Sound the trumpets! We have a new horse at the farm and he’s quite a character. He likes to lick people like a dog and is very fond of people in general. Indy is a joy to interact with. My property is perimeter fenced and when it’s time to bring the horses in off my pastures, I just open the gate and they all run to their separate grain eating areas. The first day I called them Indy came galloping as enthusiastically as everyone else.
The girls each ran to their stalls or paddocks to gobble up their grain. Rather than picking a paddock Indy stood in my courtyard looking at me with a confused expression, “Where is my spot?” I called him over and he easily walked at liberty through the property with me until I showed him the paddock with his grain. Most horses would have gone barrelling into ANY location with all the excitement, but he looks for guidance and accepts it.
Indy belonged to my neighbour, Noreen, who I had met while teaching her a few ground lessons. She wasn’t experienced with horses and decided it would be best to find a new home for the very sporty 10 year old warmblood x Quarter Horse, Indy, that she had recently purchased. I suggested that I would take a look at him for a capable 12 year old student of mine. I asked my working student, Maddie, to do the riding since my back isn’t always up for riding.
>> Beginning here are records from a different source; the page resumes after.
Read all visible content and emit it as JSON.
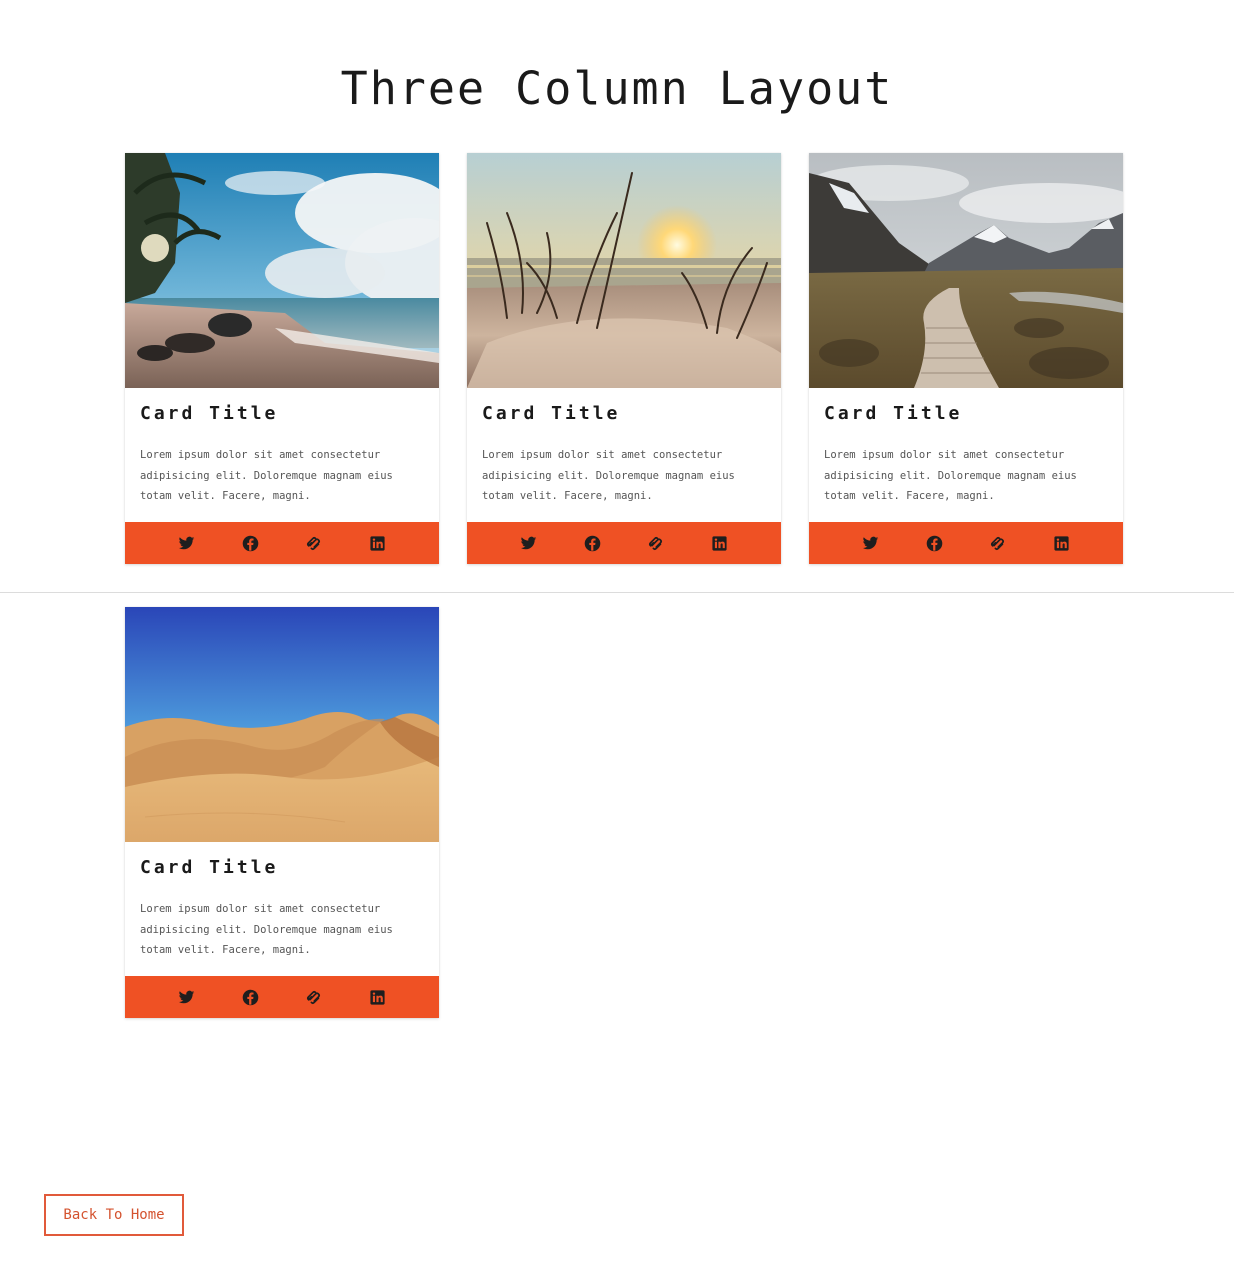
{
  "page": {
    "title": "Three Column Layout"
  },
  "theme": {
    "accent": "#ef5124",
    "button_border": "#e15a3a"
  },
  "cards": [
    {
      "image": "tropical-beach-photo",
      "title": "Card Title",
      "text": "Lorem ipsum dolor sit amet consectetur adipisicing elit. Doloremque magnam eius totam velit. Facere, magni.",
      "social": [
        "twitter-icon",
        "facebook-icon",
        "squarespace-icon",
        "linkedin-icon"
      ]
    },
    {
      "image": "sunset-dune-grass-photo",
      "title": "Card Title",
      "text": "Lorem ipsum dolor sit amet consectetur adipisicing elit. Doloremque magnam eius totam velit. Facere, magni.",
      "social": [
        "twitter-icon",
        "facebook-icon",
        "squarespace-icon",
        "linkedin-icon"
      ]
    },
    {
      "image": "mountain-boardwalk-photo",
      "title": "Card Title",
      "text": "Lorem ipsum dolor sit amet consectetur adipisicing elit. Doloremque magnam eius totam velit. Facere, magni.",
      "social": [
        "twitter-icon",
        "facebook-icon",
        "squarespace-icon",
        "linkedin-icon"
      ]
    },
    {
      "image": "desert-dunes-photo",
      "title": "Card Title",
      "text": "Lorem ipsum dolor sit amet consectetur adipisicing elit. Doloremque magnam eius totam velit. Facere, magni.",
      "social": [
        "twitter-icon",
        "facebook-icon",
        "squarespace-icon",
        "linkedin-icon"
      ]
    }
  ],
  "footer": {
    "back_label": "Back To Home"
  }
}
Indy had been off for some time and he requires an experienced rider and handler to get the best out of him. He liked to leave the mounting block as soon as his rider was astride as if he was employed in the Pony Express. He also carried his head like a giraffe and gawked about him so much that it actually slowed his front feet down, even as his back feet continued pushing forward in their haste. When he wasn’t gawking he was very forward and could get heavy in the bridle. Like many horses he travels crooked and unbalanced, preferring to look to the outside of circles and fall in with his body.
We decided that he was too much horse for my younger student, but Maddie and I fell in love with Indy and we brought him home. Maddie intends to rehabilitate Indy’s body and bring his training back to where it was when he was younger. We have contacted a previous trainer of his and found out that he was a great guy to work with and competed over fences. We also plan to use ground work to improve upon his earlier training and balance.
Noreeen had put weight on Indy, but he still has more weight to gain. You can see his ribs at this point. He also had the Thrush, a fungus, deep in a crevice in his left front foot (to learn more about thrush read Nicole’s bl
og http://twinkletoeshoofblog.blogspot.ca) which was causing him to put excess weight on his left toe to avoid the pain. He applied most of his weight to his right front foot and consequently he has one upright foot and one flat foot. He’s like a lady walking around with one high heel and one ballet flat. His nutrition was very out of balance and it’s easy to see in his hooves the positive change in the structure since Noreen bought him. We consulted Nicole and she felt that his feet would continue to improve with proper care.
We’ve had Indy here for a couple of weeks now and seem to have eliminated the Thrush, but it will take some time for his hoof to grow back healthy.
He’s loving his liberty lessons and is also starting some mild work under saddle. We plan to use some horse yoga to improve Indy’s way of going.
Stay tuned to the blog and watch Indy’s rehabilitation unfold.